Subscribe Via EmailFind Us On Facebook
Find Us On Twitter

Waterfowl deaths linked to avian cholera

During the last four weeks, waterfowl have been reported dead at seven localized areas in northeast and east central Arkansas. Four of these incidents included white-fronted geese (specklebellies) and a small number of dabbling ducks. Three other incidents have included mostly snow geese. Tests are still pending for some birds found dead, but test results from the first case indicated those birds died from avian cholera.

Dr. Jennifer Ballard, state wildlife veterinarian for the Arkansas Game and Fish Commission, says the birds all showed signs of the disease, but confirmatory testing was needed to be certain of the cause.”

“Avian cholera is very common in waterfowl,” Ballard said. “Snow and Ross’s geese have been reported to act as silent carriers of the bacteria that causes it.”

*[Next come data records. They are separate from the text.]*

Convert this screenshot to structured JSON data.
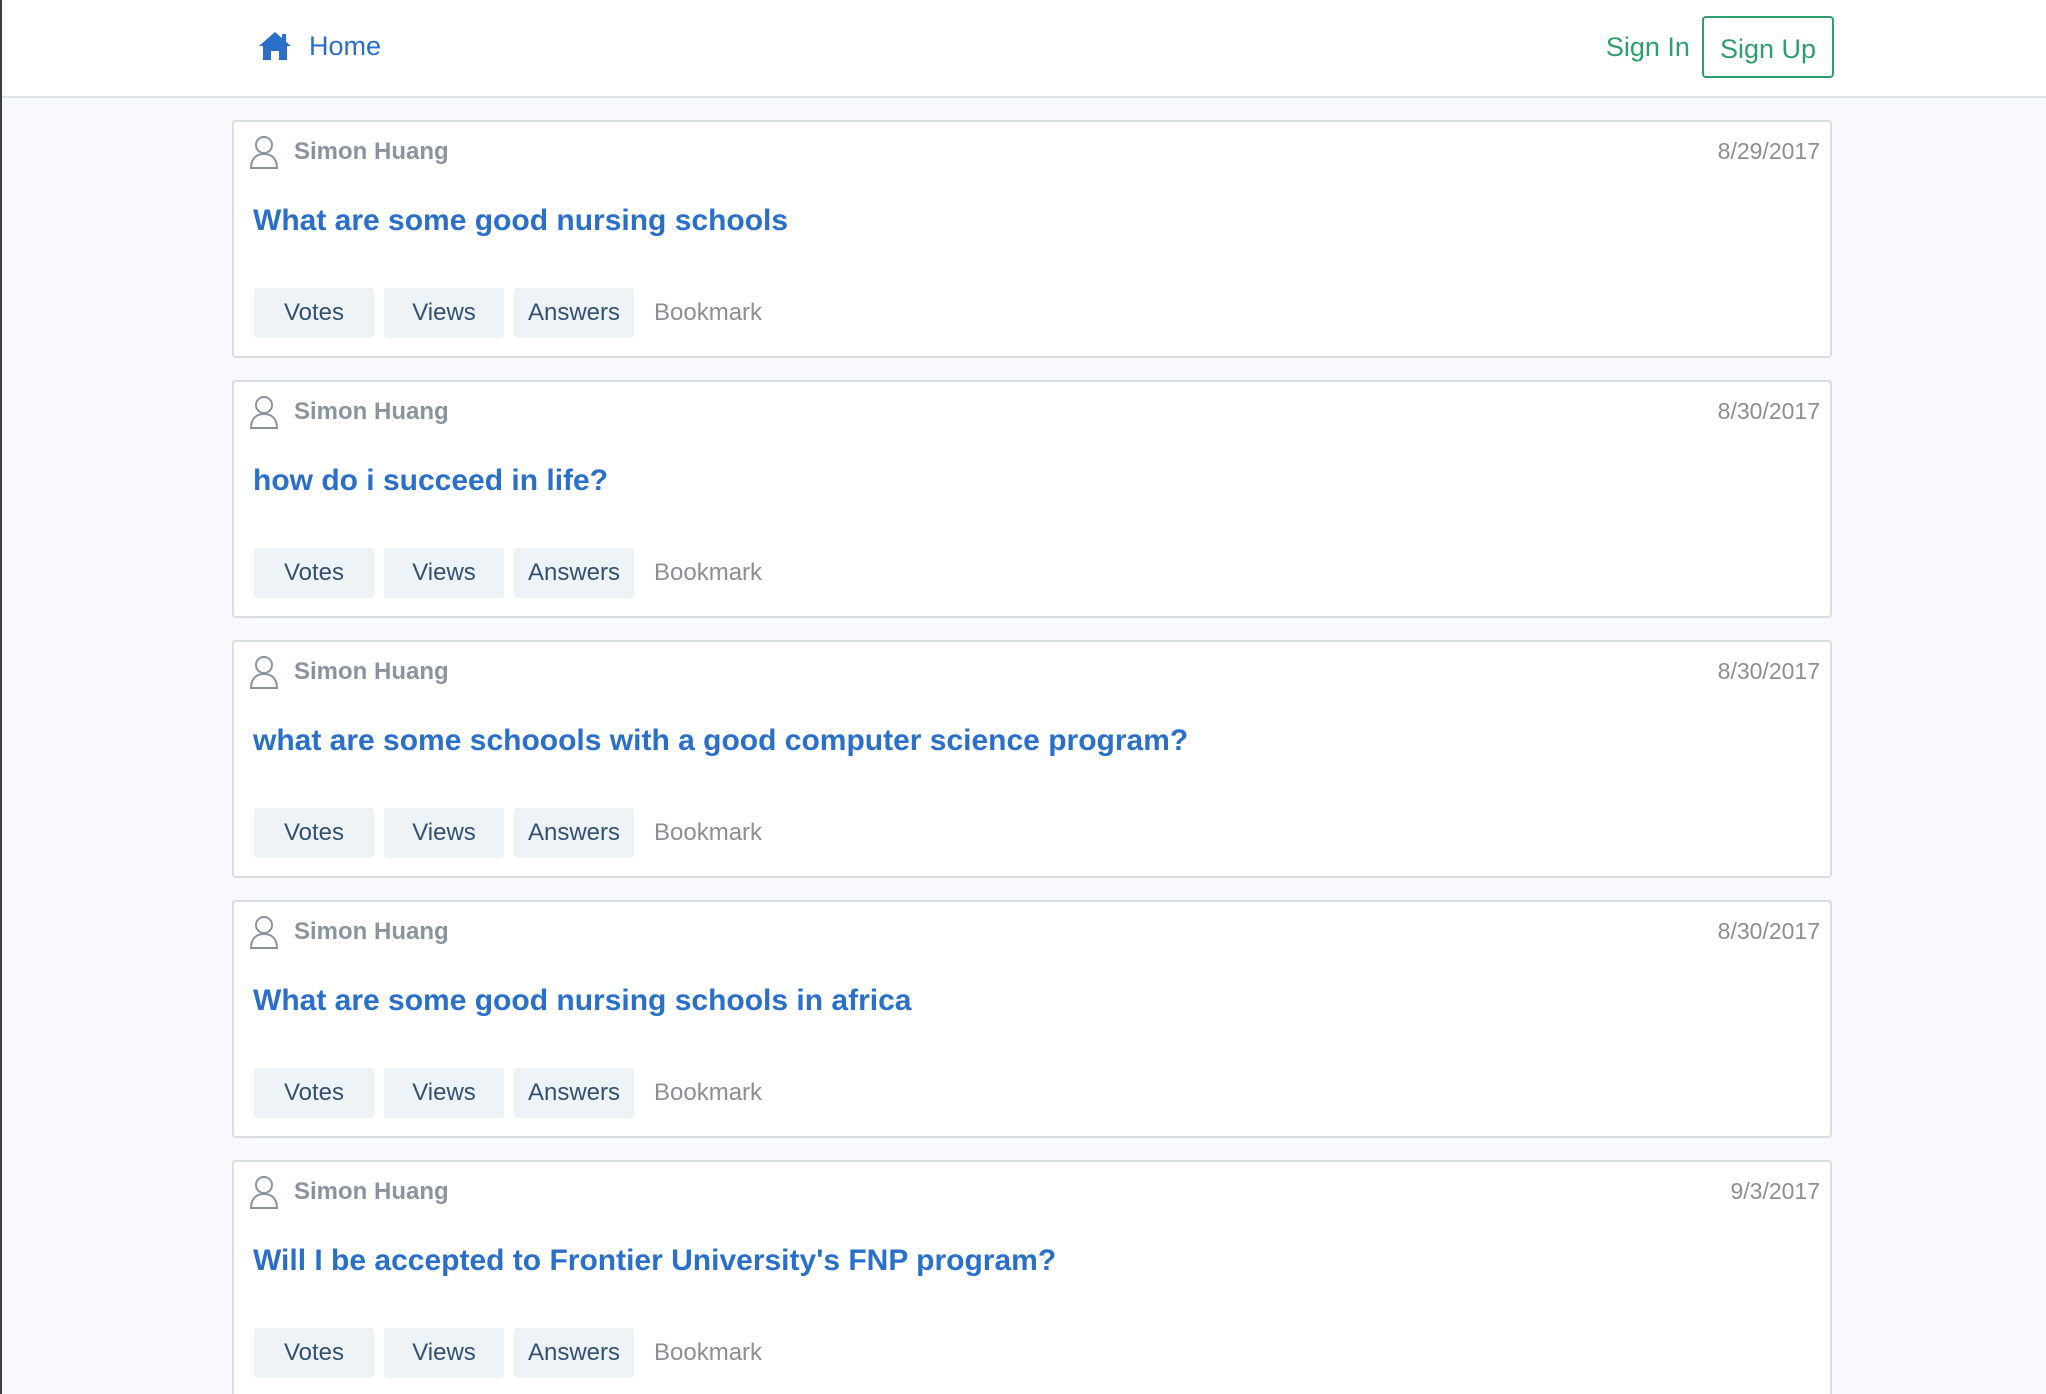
{
  "nav": {
    "home_label": "Home",
    "sign_in_label": "Sign In",
    "sign_up_label": "Sign Up",
    "home_icon": "home-icon"
  },
  "colors": {
    "link_blue": "#2a6fc9",
    "auth_green": "#2e9e6e",
    "muted_gray": "#8a949e",
    "action_bg": "#eef3f8"
  },
  "posts": [
    {
      "author": "Simon Huang",
      "date": "8/29/2017",
      "title": "What are some good nursing schools",
      "actions": {
        "votes": "Votes",
        "views": "Views",
        "answers": "Answers",
        "bookmark": "Bookmark"
      }
    },
    {
      "author": "Simon Huang",
      "date": "8/30/2017",
      "title": "how do i succeed in life?",
      "actions": {
        "votes": "Votes",
        "views": "Views",
        "answers": "Answers",
        "bookmark": "Bookmark"
      }
    },
    {
      "author": "Simon Huang",
      "date": "8/30/2017",
      "title": "what are some schoools with a good computer science program?",
      "actions": {
        "votes": "Votes",
        "views": "Views",
        "answers": "Answers",
        "bookmark": "Bookmark"
      }
    },
    {
      "author": "Simon Huang",
      "date": "8/30/2017",
      "title": "What are some good nursing schools in africa",
      "actions": {
        "votes": "Votes",
        "views": "Views",
        "answers": "Answers",
        "bookmark": "Bookmark"
      }
    },
    {
      "author": "Simon Huang",
      "date": "9/3/2017",
      "title": "Will I be accepted to Frontier University's FNP program?",
      "actions": {
        "votes": "Votes",
        "views": "Views",
        "answers": "Answers",
        "bookmark": "Bookmark"
      }
    }
  ]
}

According to Ballard, carriers can shed the bacteria into the environment, where it can wait in the water for weeks. In many cases, birds can die in a matter of hours after being exposed to the bacteria.

“Avian cholera isn’t new to Arkansas,” Ballard said. “The most recent large-scale event on record was in 2008, when close to 1,000 snow geese were found dead.”

The disease is not expected to have any population-level effects, but it can cause high rates of death in small areas, particularly when waterfowl densities are high. This year’s widespread drought conditions may be a contributing factor in the most recent occurrences, concentrating geese in small areas with surface water.

The bacteria causing avian cholera can infect a wide range of species, including birds and mammals. It can infect humans but is not the same bacteria associated with human cholera that plagues many developing countries. Domestic livestock, such as chickens, also are susceptible to avian cholera.

The Arkansas Livestock and Poultry Commission and AGFC are coordinating on the issue. Arkansas State Veterinarian Dr. Brandon Doss considers the occurrence of avian cholera in wild ducks and geese to pose a minimal risk to the state’s poultry industry. However, poultry producers are encouraged to maintain good biosecurity measures at their facilities at all times to prevent disease transmissions to and from wild birds.

The AGFC recommends any hunters who find animals that are dead, appear sick or behave abnormally to contact the AGFC. Never consume any animal you know to be sick. Also be sure to wear disposable gloves and wash your hands thoroughly if you handle sick ducks or geese.